Snare drums are one of the most easily identifiable music instruments in the drum-kit. The usual practice is to utilize a different snare for every song so that the overall sound experience is unique. Since each of them has a slightly different note, finding out the best snare drum for you may become a tedious job for you. https://www.lynda.com/Pro-Tools-tutorials/Treating-snare-drums-alternate-sounds/121906/138364-4.html gives you a comprehensive read about how you can do it. Here are some of the main parts of a snare drum and their purpose. · The shell is the central part of a snare drum that gives it most of the appearance and thereby this is what makes a difference to the ultimate sound output. Mostly the shell is made up of a single wood; in some cases, even mixed pieces are used. · The metal hoops also make up an essential part of any snare drum. Mostly triple-flange and die-cast metals are used for this purpose; the former is used for lesser rimshots and the latter for louder ones. · Lugs and tension rods will have an impact on the sound produced by the drum, but since the design has evolved over the years, the importance is much reduced. Tube lugs make sure that there is less contact between the metal and the shell in comparison with a split of long ones, thereby resulting in a modified sound. · Snare wires are thin and fragile strands of wire in the snare drum that creates an added sound when they interact with the side heads. Copper is the most commonly used material for snare drums. · The strainer is the support that holds the snares against the snare side head and can give an excellent adjustment to the tension between the wires. There are a lot of innovative designs to choose from; some may even include a mechanism using which you can either use or disengage the wires. · Snare beds are the critical part of the snare drum which is either cut or bent with the edge of the bearing on the snare side of the shell. These help in making the snares more controllable. · The heads contribute the most to the quality of music that can be created and also the durability of the snare drum. Most users have a single or double coated batter heads whereas some may prefer the pre-puffed materials. · The muffling can also make a difference to the end sound of the snare drum. There is a belief that is only a choice for the player to make. Some of them use a lot of muffling in their drums whereas some don’t even include them. · The variations in the mounting are of three major types: basket-style, auxiliary and three-leg models. You can also find numerous options when it comes do smaller snare drums. The parts mentioned above and the suggestions are only on a universal scale when you start using them; you will be able to quickly settle on the snare drum that will suit your music needs.

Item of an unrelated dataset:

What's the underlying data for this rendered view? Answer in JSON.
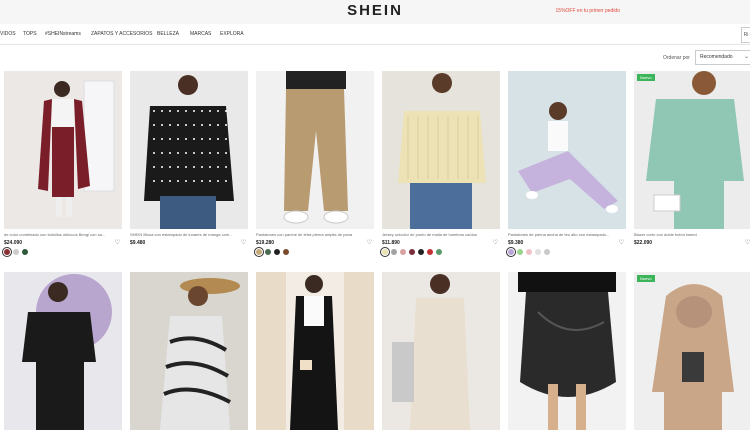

Preparing for an emergency is no mean task. A handy bug out bag is an essential preparation for it, but to decide on what contents should go to the bag is very time consuming and not very simple. Different people have different opinions on what materials the bag should constitute. It is also easy to fill up stuff which you will not need and leave with a bag full of unwanted things. A bug out bag is a survival kit, and SurvivalCrackas.com recommends that you prepare a kit which should help you sustain for about 72 hours and this is also what the governments recommend as per www.gq.com/story/the-life-changing-magic-of-doomsday-prepping a leading lifestyle magazine. This bag should be prepared so that it suits your needs. Before listing out the items that should go to the bag, here are a few things to consider. The weight of the bag: As per general regulations, the contents of the bag should not exceed 25% of your body weight, unless you are used to carrying large bags. This cap on the weight is because you do not want to get out of danger in an emergency quickly and a heavy bag should not be a hindrance for your movement. Location of the bug out: Bugging out is moving to a safer area when an emergency strikes. Ensure beforehand where to go when you in crisis and that place should be far away from danger at least for a short time. In some cases, you will have to move to locations which are secluded which is when you will need more food and water. Carry quality stuff: The contents of your bag will keep you alive, so choose what you want to carry. Ensure you buy the best affordable quality gear so that it serves the intended purpose. Buying a second-hand equipment in good shape is worth than buying something of cheap quality. The last thing you want in an emergency is to deal with broken contents, be it the bug out bag or its contents. The contents of your bag should have the following Shelter module: Depending on the bug out location and how far it is, the contents should be decided. If you are evacuating from an urban area to a remote location, there are a few things to have: Blanket. Compression Sack. Sleeping bag. Tent. Stove and cooking set. First aid module: This is an essential kit that needs to be included in: Aspirin and ibuprofen tablets. Ointments for burn, pain relief. Cleansing pads. Bandages. Cold compress. First aid tapes. Sterile eye pads. Gloves. Hygiene module: People tend to ignore this, but hygiene is essential as it keeps sickness and infections at bay. Toothbrush and toothpaste. Soaps. Bug sprays. Detergents. Toilet paper. Food and water: You should carry food and water to last for up to 72 hours. The food that you take should give you energy and should be healthy. Water is also essential for you to stay hydrated. Energy bars. MRE’s. Water filter kits. Bottled water. Salt and pepper. Coffee or tea. Electrolyte. These are the vital things to be kept handy cause nothing is predictable, so be prepared.